But why didn’t we see what happened to Ahsoka and Anakin in that final fight? I loved it that we didn’t see it. After Anakin had uttered her name and Ahsoka had renewed her vow ‘not to leave him this time’ the epic battle had become an intensely personal one. By keeping us outside of it, Filoni has given this final battle between Ahsoka and Anakin an intensely intimate nature. What happened behind those walls just before the Temple blew up is between Apprentice and Master, between Ahsoka and Anakin, in a way it is none of our business. If we take Ahsoka’s word for it, she has not left Anakin. not this time. But the only way she could have managed to stay with Anakin, in the deep darkness that is called Darth Vader, is by going down into that dark dominion of death inside of Vader.
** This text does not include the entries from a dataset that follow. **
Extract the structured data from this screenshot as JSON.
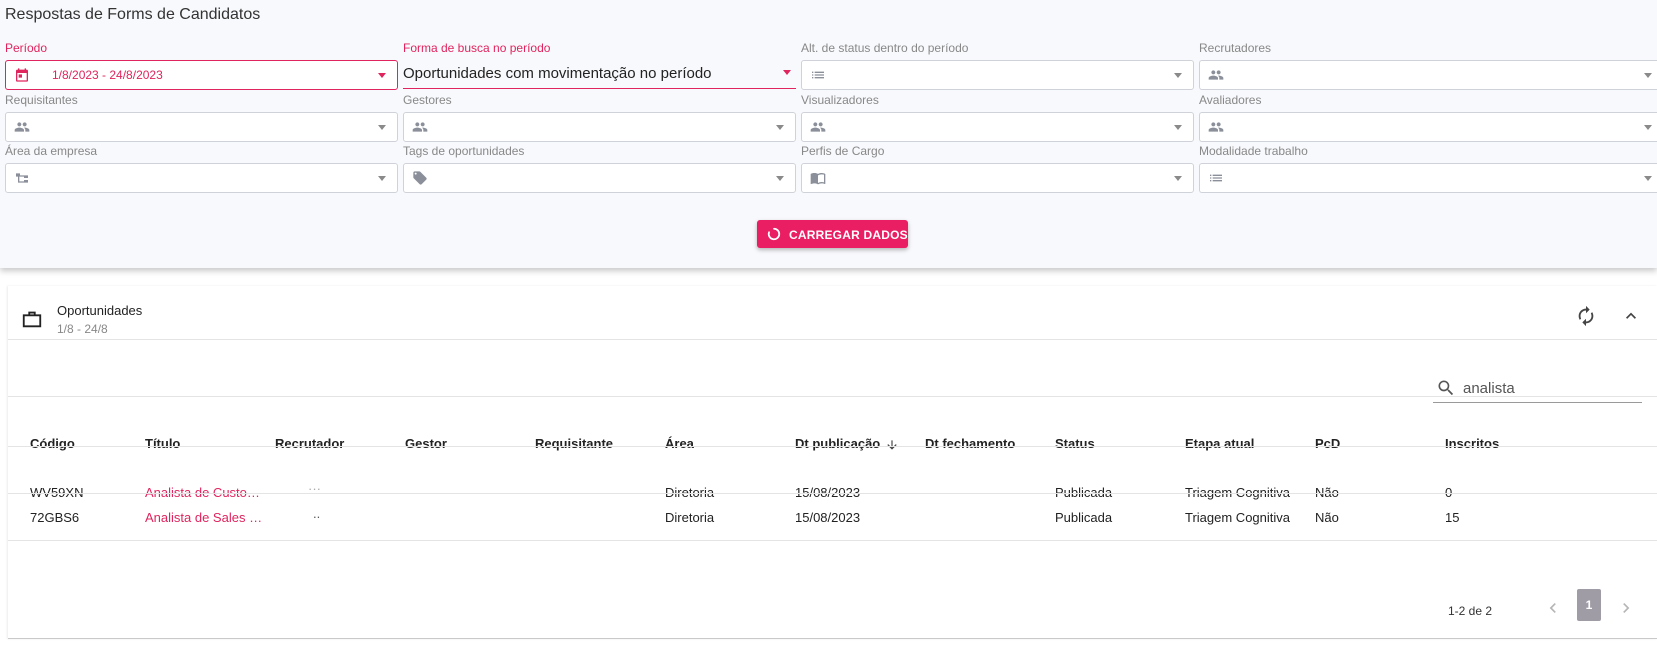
{
  "page": {
    "title": "Respostas de Forms de Candidatos"
  },
  "filters": {
    "periodo": {
      "label": "Período",
      "value": "1/8/2023 - 24/8/2023"
    },
    "forma_busca": {
      "label": "Forma de busca no período",
      "value": "Oportunidades com movimentação no período"
    },
    "alt_status": {
      "label": "Alt. de status dentro do período"
    },
    "recrutadores": {
      "label": "Recrutadores"
    },
    "requisitantes": {
      "label": "Requisitantes"
    },
    "gestores": {
      "label": "Gestores"
    },
    "visualizadores": {
      "label": "Visualizadores"
    },
    "avaliadores": {
      "label": "Avaliadores"
    },
    "area_empresa": {
      "label": "Área da empresa"
    },
    "tags_oportunidades": {
      "label": "Tags de oportunidades"
    },
    "perfis_cargo": {
      "label": "Perfis de Cargo"
    },
    "modalidade_trabalho": {
      "label": "Modalidade trabalho"
    }
  },
  "load_button": {
    "label": "CARREGAR DADOS"
  },
  "card": {
    "title": "Oportunidades",
    "subtitle": "1/8 - 24/8",
    "search": {
      "value": "analista"
    }
  },
  "table": {
    "headers": {
      "codigo": "Código",
      "titulo": "Título",
      "recrutador": "Recrutador",
      "gestor": "Gestor",
      "requisitante": "Requisitante",
      "area": "Área",
      "dt_publicacao": "Dt publicação",
      "dt_fechamento": "Dt fechamento",
      "status": "Status",
      "etapa_atual": "Etapa atual",
      "pcd": "PcD",
      "inscritos": "Inscritos"
    },
    "rows": [
      {
        "codigo": "WV59XN",
        "titulo": "Analista de Custo…",
        "recrutador": "···",
        "gestor": "",
        "requisitante": "",
        "area": "Diretoria",
        "dt_publicacao": "15/08/2023",
        "dt_fechamento": "",
        "status": "Publicada",
        "etapa_atual": "Triagem Cognitiva",
        "pcd": "Não",
        "inscritos": "0"
      },
      {
        "codigo": "72GBS6",
        "titulo": "Analista de Sales …",
        "recrutador": "..",
        "gestor": "",
        "requisitante": "",
        "area": "Diretoria",
        "dt_publicacao": "15/08/2023",
        "dt_fechamento": "",
        "status": "Publicada",
        "etapa_atual": "Triagem Cognitiva",
        "pcd": "Não",
        "inscritos": "15"
      }
    ]
  },
  "pagination": {
    "range": "1-2 de 2",
    "current_page": "1"
  },
  "colors": {
    "accent": "#e91e63",
    "accent_text": "#e0245e",
    "border": "#cfd2d8",
    "panel_bg": "#f8f9fc"
  },
  "icons": {
    "periodo": "calendar-icon",
    "alt_status": "list-icon",
    "people": "people-icon",
    "area_empresa": "tree-icon",
    "tags": "tag-icon",
    "perfis_cargo": "book-icon",
    "modalidade": "list-icon",
    "card": "briefcase-icon",
    "refresh": "refresh-icon",
    "collapse": "chevron-up-icon",
    "search": "search-icon",
    "sort": "arrow-down-icon"
  }
}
I, for now, view this end as signifying Ahsoka’s sacrifice to break open that hermetically sealed darkness around Anakin. It may very well be that the events we didn’t see in those brief moments between Ahsoka and Anakin are the root for Anakin’s later redemption by Luke. Anakin was inescapably set on a course into darkness after his fall in Revenge of the Sith. The Vader that confronts Luke on Bespin is not the ice-cold Vader so many fans wanted to see in the Prequels. That last bit of Anakin that survives within Vader, that Luke can sense within Vader, that Obi Wan and Yoda have already given up on, that is the germ from which Anakin’s redemption can well up … that last bit of Anakin now is accompanied by a guardian angel, by Ahsoka. For me, seeing the distant figure of Ahsoka step down into the dark in those closing shots represents Ahsoka descending into Death to guard and retain that little bit which is left of Anakin. She dies for him and because of that she lives, and prepares the way for ultimately saving the lives of millions of others.
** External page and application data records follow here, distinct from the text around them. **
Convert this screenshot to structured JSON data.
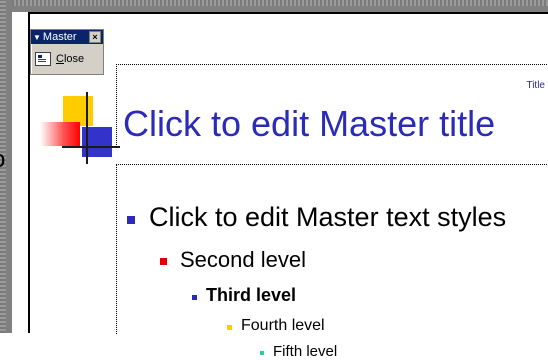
{
  "toolbar": {
    "title": "Master",
    "close_label_first": "C",
    "close_label_rest": "lose"
  },
  "slide": {
    "title_tag": "Title",
    "title_text": "Click to edit Master title",
    "edge_char": "o",
    "levels": [
      "Click to edit Master text styles",
      "Second level",
      "Third level",
      "Fourth level",
      "Fifth level"
    ]
  },
  "colors": {
    "title": "#2b2bb8",
    "bullet_l1": "#2b2bb8",
    "bullet_l2": "#e00000",
    "bullet_l3": "#2b2bb8",
    "bullet_l4": "#ffcc00",
    "bullet_l5": "#33cc99",
    "toolbar_titlebar": "#0a246a"
  }
}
There is so much more to say about this episode. There has been so much that is now set up for season 3, but I don’t want to spend any words on that here and now. I want to spend the last few lines on asking how this changes our understanding of the Prequels and the Original trilogies. I think it profoundly affects it.
The Ahsoka vs Vader battle is right up there, in terms of emotions, with the Obi Wan vs Anakin battle of Revenge of the Sith. There Obi Wan leaves Anakin to die at the edge of a lava lake. Obi Wan is all caught up in his own emotions and cannot bear the sight of his former friend turned Sith in agony. He abandons Anakin, understandably. Obi Wan will become Luke’s mentor and has given up on Anakin. He will never come back on that point of view and he will even tell Luke as much in Episode IV: Anakin is dead and Luke must kill Vader. Obi Wan’s sacrifice in Episode IV is not for Anakin, but for Luke only.
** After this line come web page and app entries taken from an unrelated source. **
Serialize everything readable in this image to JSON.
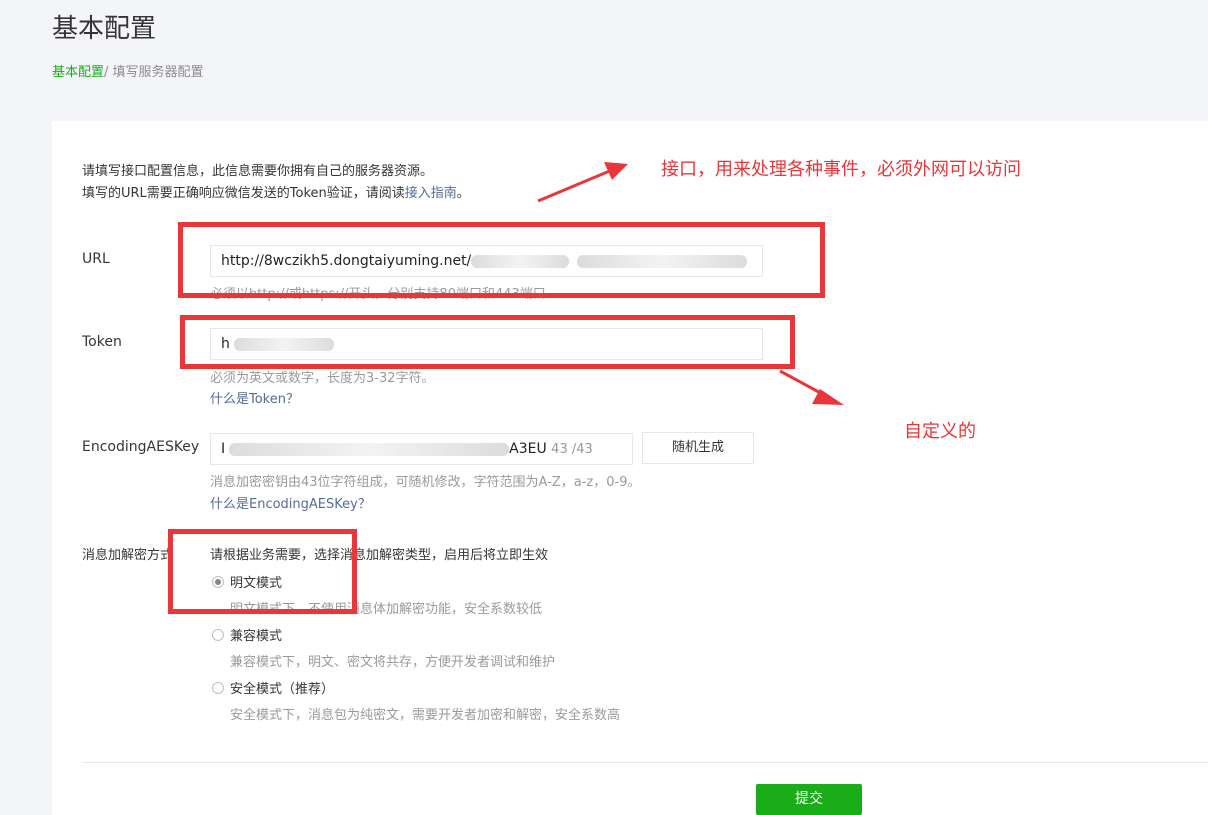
{
  "page": {
    "title": "基本配置",
    "breadcrumb": {
      "current": "基本配置",
      "separator": "/",
      "sub": " 填写服务器配置"
    }
  },
  "intro": {
    "line1": "请填写接口配置信息，此信息需要你拥有自己的服务器资源。",
    "line2_prefix": "填写的URL需要正确响应微信发送的Token验证，请阅读",
    "line2_link": "接入指南",
    "line2_suffix": "。"
  },
  "url_field": {
    "label": "URL",
    "value": "http://8wczikh5.dongtaiyuming.net/",
    "hint": "必须以http://或https://开头，分别支持80端口和443端口"
  },
  "token_field": {
    "label": "Token",
    "value": "h",
    "hint": "必须为英文或数字，长度为3-32字符。",
    "help": "什么是Token？"
  },
  "aes_field": {
    "label": "EncodingAESKey",
    "value_start": "I",
    "value_end": "A3EU",
    "counter": "43 /43",
    "generate_button": "随机生成",
    "hint": "消息加密密钥由43位字符组成，可随机修改，字符范围为A-Z，a-z，0-9。",
    "help": "什么是EncodingAESKey？"
  },
  "encryption": {
    "label": "消息加解密方式",
    "description": "请根据业务需要，选择消息加解密类型，启用后将立即生效",
    "options": [
      {
        "label": "明文模式",
        "hint": "明文模式下，不使用消息体加解密功能，安全系数较低",
        "checked": true
      },
      {
        "label": "兼容模式",
        "hint": "兼容模式下，明文、密文将共存，方便开发者调试和维护",
        "checked": false
      },
      {
        "label": "安全模式（推荐）",
        "hint": "安全模式下，消息包为纯密文，需要开发者加密和解密，安全系数高",
        "checked": false
      }
    ]
  },
  "submit_button": "提交",
  "annotations": {
    "interface_note": "接口，用来处理各种事件，必须外网可以访问",
    "custom_note": "自定义的"
  },
  "colors": {
    "accent_green": "#1aad19",
    "link_blue": "#576b95",
    "annotation_red": "#e8363b"
  }
}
Padme has not given up on Anakin, but her death not only prevents her from nudging him back in a better direction. Sidious can even twist it to his own designs and to further Anakin’s fall. We have all seen it. After Revenge of the Sith no one attempts to bring Anakin back, not Obi Wan, not Yoda, apparently the Chosen One is a lost cause.
But when Darth Vader emerges from the collapsed Temple, badly wounded and scarred, he has witnessed someone die for Anakin, a sacrifice that no Emperor can twist because it occurred in front of his own eyes, freed from Vader’s mask. The Vader in Episodes IV, V and VI has Ahsoka’s sacrifice for Anakin fresh in his memory. In Luke &Leia he will encounter people who carry not just the faith and willingness to sacrifice in them like Ahsoka before them, but who also represents all that is left of Padme in this Galaxy. That is a force for the liberation of Anakin that even Darth Vader cannot hold back. After this week’s episode of Rebels we know that the Darth Vader we see in A New Hope and Empire Strikes Back knows this … because he has seen it in Ahsoka’s determination not to leave him, not this time.